----- Given records

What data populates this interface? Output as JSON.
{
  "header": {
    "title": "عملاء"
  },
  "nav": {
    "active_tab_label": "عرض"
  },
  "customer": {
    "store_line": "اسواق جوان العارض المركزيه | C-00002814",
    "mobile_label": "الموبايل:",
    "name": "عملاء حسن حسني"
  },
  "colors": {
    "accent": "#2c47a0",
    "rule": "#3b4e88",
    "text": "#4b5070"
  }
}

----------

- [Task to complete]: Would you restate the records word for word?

- [Written response]:
What data populates this interface? Output as JSON.
{
  "header": {
    "title": "عملاء"
  },
  "nav": {
    "active_tab_label": "عرض"
  },
  "customer": {
    "store_line": "اسواق جوان العارض المركزيه | C-00002814",
    "mobile_label": "الموبايل:",
    "name": "عملاء حسن حسني"
  },
  "colors": {
    "accent": "#2c47a0",
    "rule": "#3b4e88",
    "text": "#4b5070"
  }
}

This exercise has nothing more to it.